No one. Many companies, from Apple to Chrysler, have all selectively ignored their customer base to gain huge profits. However, ignoring your customers at the wrong time can lead to huge catastrophe.

Feedback Slavery

The most dangerous part of customer feedback is becoming a slave to it. It seems obvious; you should give your customers what they want. Then they will buy it.

However, Barry Diller, the famous media executive formerly at Paramount, Fox and currently at IAC/InteractiveCorp, summarized being captive to customer feedback like this…

“We become slaves to demographics, to market research, to focus groups. We produce what the numbers tell us to produce. And gradually, in this dizzying chase, our senses lose feeling and our instincts dim, corroded with safe action.”

What he’s saying is that overdosing on customer feedback can kill creativity. Tom Kuczmarski, a business consultant, conducted a survey of various businesses and came up with the statistic that 90% of “new” products are simply line extensions while the remaining 10% are the truly new products and where the real profit potential lies.

Well, practical innovation is where the real profit potential lies. Gimmicky, novelty products may test well in focus groups, like the inflatable baseball gloves that tested phenomenally and then flopped in stores, but when it comes down to a customer actually purchasing the product, that’s a different story.

Chrysler Ignores; Creates Icon

Customers are surprisingly boring. While wildly different products may play on their fantasies, when it comes to spending their hard-earned cash, they want some consistency. For example, in 1984 Chrysler began making the world’s first minivan even though it tested horribly with focus groups. It went on to become one of the most popular cars in the 1980s. It was a practical extension of existing cars and it catered to the demand for more occupants per vehicle, but the focus groups said it would flop.
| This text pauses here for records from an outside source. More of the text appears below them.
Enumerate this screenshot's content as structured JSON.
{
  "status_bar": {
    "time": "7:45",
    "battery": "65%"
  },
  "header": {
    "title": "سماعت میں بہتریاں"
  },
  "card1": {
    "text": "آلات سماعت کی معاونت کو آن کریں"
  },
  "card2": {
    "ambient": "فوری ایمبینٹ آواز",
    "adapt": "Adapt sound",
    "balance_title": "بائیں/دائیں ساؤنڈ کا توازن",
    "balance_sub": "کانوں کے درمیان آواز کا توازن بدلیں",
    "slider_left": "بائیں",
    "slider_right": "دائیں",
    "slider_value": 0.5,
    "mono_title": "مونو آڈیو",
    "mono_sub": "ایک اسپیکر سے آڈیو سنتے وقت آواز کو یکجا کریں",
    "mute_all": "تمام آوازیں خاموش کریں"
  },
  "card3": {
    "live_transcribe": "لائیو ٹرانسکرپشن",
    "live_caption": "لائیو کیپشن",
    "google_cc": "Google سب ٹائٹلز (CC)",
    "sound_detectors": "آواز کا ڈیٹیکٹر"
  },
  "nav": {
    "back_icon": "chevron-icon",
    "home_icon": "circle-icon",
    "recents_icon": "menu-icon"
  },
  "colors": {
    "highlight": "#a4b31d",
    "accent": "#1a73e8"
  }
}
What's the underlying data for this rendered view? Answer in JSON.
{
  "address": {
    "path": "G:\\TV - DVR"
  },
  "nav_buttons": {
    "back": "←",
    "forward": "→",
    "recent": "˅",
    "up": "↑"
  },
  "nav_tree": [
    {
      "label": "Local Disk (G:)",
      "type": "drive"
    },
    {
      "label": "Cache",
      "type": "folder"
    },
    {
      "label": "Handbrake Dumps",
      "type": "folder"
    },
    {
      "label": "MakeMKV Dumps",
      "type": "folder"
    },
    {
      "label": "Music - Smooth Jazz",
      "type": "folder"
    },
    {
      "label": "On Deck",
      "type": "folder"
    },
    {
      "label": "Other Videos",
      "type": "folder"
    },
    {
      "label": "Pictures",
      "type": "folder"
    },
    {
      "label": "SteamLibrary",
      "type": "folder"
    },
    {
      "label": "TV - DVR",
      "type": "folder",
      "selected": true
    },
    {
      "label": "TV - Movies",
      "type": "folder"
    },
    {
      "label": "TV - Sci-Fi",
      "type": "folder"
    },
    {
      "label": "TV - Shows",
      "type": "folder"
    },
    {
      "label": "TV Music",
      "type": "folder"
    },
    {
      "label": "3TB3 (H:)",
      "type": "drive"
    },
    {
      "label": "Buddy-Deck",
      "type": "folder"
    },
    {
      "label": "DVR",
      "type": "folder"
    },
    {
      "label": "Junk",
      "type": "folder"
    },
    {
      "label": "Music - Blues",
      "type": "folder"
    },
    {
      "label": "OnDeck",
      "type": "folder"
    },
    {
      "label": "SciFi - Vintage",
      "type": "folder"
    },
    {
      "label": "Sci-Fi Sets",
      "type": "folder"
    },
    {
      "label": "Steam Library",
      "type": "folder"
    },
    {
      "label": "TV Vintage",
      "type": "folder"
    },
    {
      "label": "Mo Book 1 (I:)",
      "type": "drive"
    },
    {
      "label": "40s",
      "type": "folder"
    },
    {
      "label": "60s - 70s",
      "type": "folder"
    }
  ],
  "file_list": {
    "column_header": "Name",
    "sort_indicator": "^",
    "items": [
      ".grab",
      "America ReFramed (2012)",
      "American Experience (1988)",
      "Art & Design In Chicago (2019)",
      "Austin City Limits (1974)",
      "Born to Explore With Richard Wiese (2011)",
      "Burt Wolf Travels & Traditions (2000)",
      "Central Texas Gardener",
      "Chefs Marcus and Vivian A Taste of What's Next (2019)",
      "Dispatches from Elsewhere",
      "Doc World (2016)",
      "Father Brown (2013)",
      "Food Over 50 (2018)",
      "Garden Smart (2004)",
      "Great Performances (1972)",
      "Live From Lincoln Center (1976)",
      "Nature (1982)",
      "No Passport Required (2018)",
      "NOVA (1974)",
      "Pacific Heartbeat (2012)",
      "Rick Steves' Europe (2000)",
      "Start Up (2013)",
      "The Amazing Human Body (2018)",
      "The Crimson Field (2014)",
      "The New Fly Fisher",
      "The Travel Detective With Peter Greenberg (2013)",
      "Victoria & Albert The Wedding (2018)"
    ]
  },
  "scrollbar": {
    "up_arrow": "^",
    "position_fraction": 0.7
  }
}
What all these visionary market leaders have in common is faith in their product. Ignoring customer feedback is a good strategy when you’re confident in your skills, completely understand your market and are making logical product expansions.

However, there are times when the customer is right. Once your product is established and you begin making tweaks to the product, customer feedback becomes paramount.

Dell Fiasco

For example, in 2005 Dell was having major issues with some of its hardware components and its support forums were exploding with commentary. What did Dell do? It ignored its customers. It actively deleted and ignored posts about its faulty products.

And what did those angry customers do? They blogged. They took their frustrations out of Dell’s hands and into cyberspace.

If your customers are actively complaining on your own turf, do not ignore them! Dell did a complete 180 and began actively addressing its critics. It feverishly began replacing computer parts and maintaining a real voice for its critics on the web. Lesson learned: never ignore a complaining customer, especially a tech savvy one.

Naturally, we think we've got a pretty amazing survey tool for gather customer feedback. Gathering customer feedback never hurts. You just need to know how to use it.

by Josh Pigford